━━ Exercise data

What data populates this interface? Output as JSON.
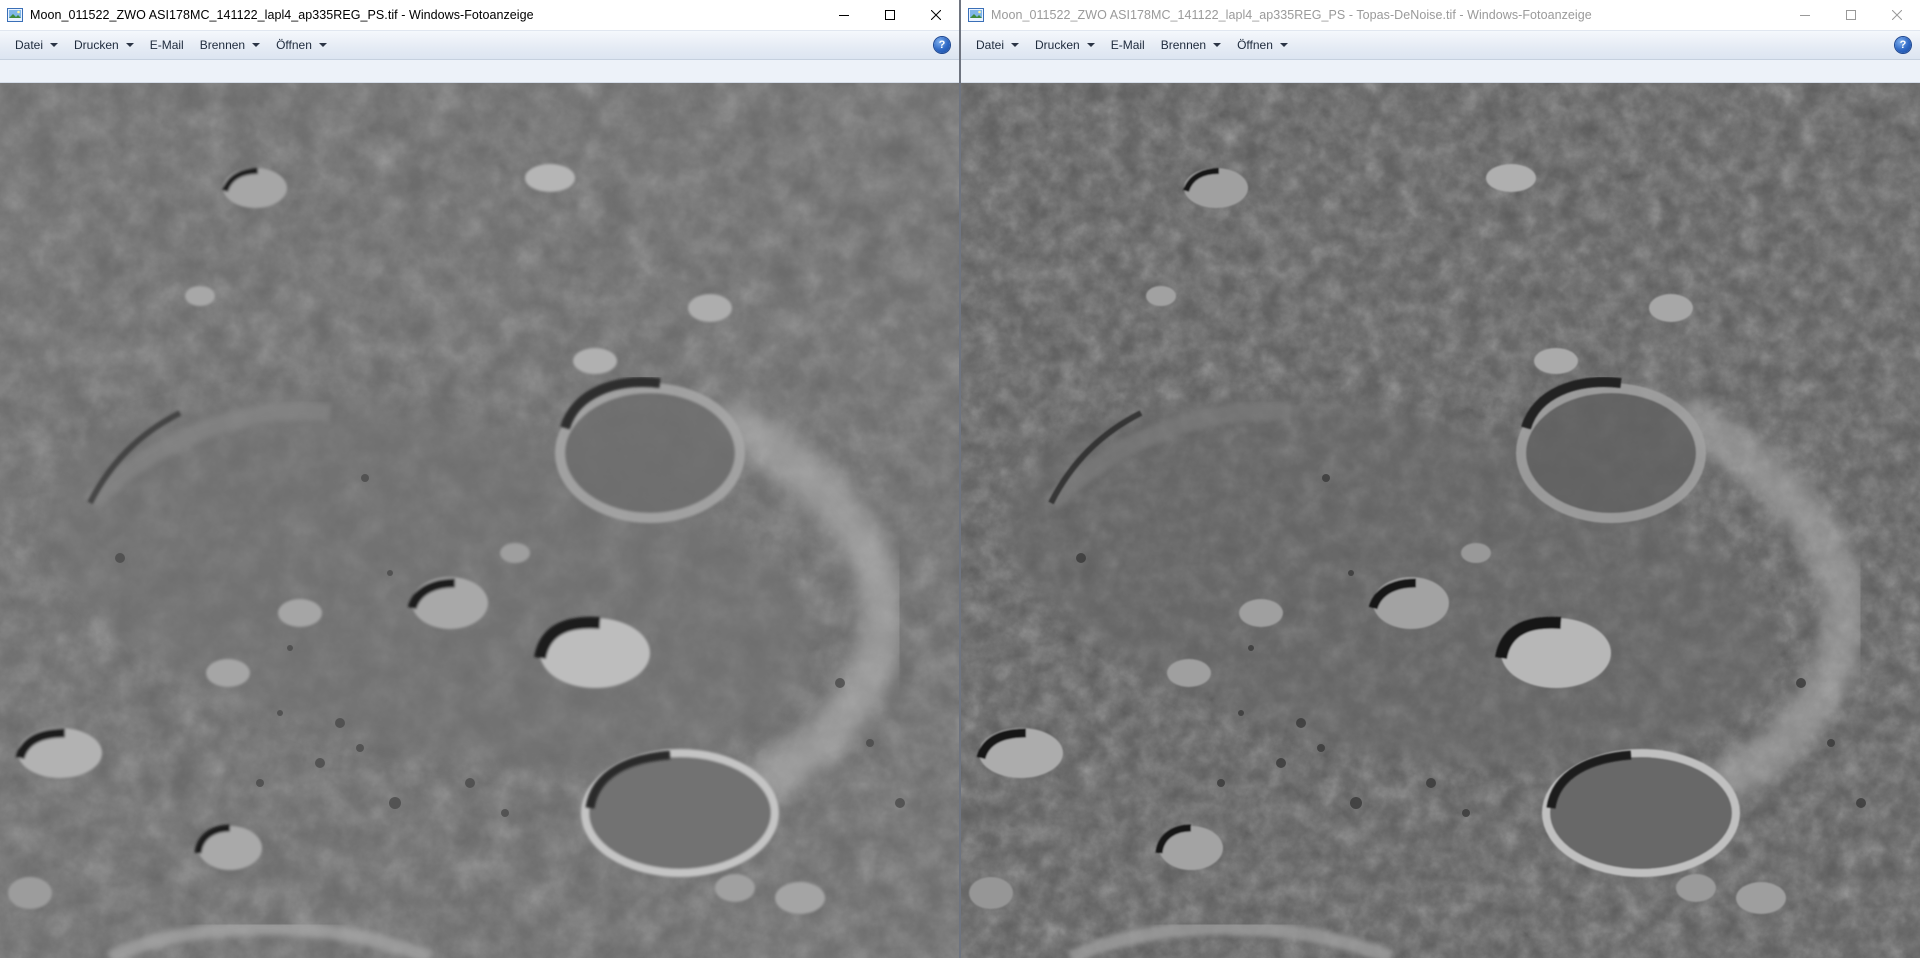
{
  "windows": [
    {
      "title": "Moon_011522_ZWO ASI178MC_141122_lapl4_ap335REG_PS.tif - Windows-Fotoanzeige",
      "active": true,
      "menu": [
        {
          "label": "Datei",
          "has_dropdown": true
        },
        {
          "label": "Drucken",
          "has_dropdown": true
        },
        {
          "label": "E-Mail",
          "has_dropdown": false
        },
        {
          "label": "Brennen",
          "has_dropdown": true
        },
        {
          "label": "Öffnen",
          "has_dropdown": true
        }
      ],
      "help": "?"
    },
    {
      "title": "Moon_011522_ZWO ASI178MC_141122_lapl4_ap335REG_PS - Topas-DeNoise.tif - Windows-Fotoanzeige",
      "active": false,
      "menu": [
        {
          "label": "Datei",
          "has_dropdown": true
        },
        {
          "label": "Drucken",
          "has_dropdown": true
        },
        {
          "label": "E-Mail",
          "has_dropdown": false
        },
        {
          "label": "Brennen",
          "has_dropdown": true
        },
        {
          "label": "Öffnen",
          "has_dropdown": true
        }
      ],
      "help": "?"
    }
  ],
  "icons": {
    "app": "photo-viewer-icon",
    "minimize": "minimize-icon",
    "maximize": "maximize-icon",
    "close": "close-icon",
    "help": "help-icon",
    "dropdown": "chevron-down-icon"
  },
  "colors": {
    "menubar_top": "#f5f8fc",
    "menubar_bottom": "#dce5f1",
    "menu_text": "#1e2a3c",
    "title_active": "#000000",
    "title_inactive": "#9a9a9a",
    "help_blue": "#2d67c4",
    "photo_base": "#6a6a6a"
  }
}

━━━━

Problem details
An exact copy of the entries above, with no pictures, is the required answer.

Solution
What data populates this interface? Output as JSON.
{
  "windows": [
    {
      "title": "Moon_011522_ZWO ASI178MC_141122_lapl4_ap335REG_PS.tif - Windows-Fotoanzeige",
      "active": true,
      "menu": [
        {
          "label": "Datei",
          "has_dropdown": true
        },
        {
          "label": "Drucken",
          "has_dropdown": true
        },
        {
          "label": "E-Mail",
          "has_dropdown": false
        },
        {
          "label": "Brennen",
          "has_dropdown": true
        },
        {
          "label": "Öffnen",
          "has_dropdown": true
        }
      ],
      "help": "?"
    },
    {
      "title": "Moon_011522_ZWO ASI178MC_141122_lapl4_ap335REG_PS - Topas-DeNoise.tif - Windows-Fotoanzeige",
      "active": false,
      "menu": [
        {
          "label": "Datei",
          "has_dropdown": true
        },
        {
          "label": "Drucken",
          "has_dropdown": true
        },
        {
          "label": "E-Mail",
          "has_dropdown": false
        },
        {
          "label": "Brennen",
          "has_dropdown": true
        },
        {
          "label": "Öffnen",
          "has_dropdown": true
        }
      ],
      "help": "?"
    }
  ],
  "icons": {
    "app": "photo-viewer-icon",
    "minimize": "minimize-icon",
    "maximize": "maximize-icon",
    "close": "close-icon",
    "help": "help-icon",
    "dropdown": "chevron-down-icon"
  },
  "colors": {
    "menubar_top": "#f5f8fc",
    "menubar_bottom": "#dce5f1",
    "menu_text": "#1e2a3c",
    "title_active": "#000000",
    "title_inactive": "#9a9a9a",
    "help_blue": "#2d67c4",
    "photo_base": "#6a6a6a"
  }
}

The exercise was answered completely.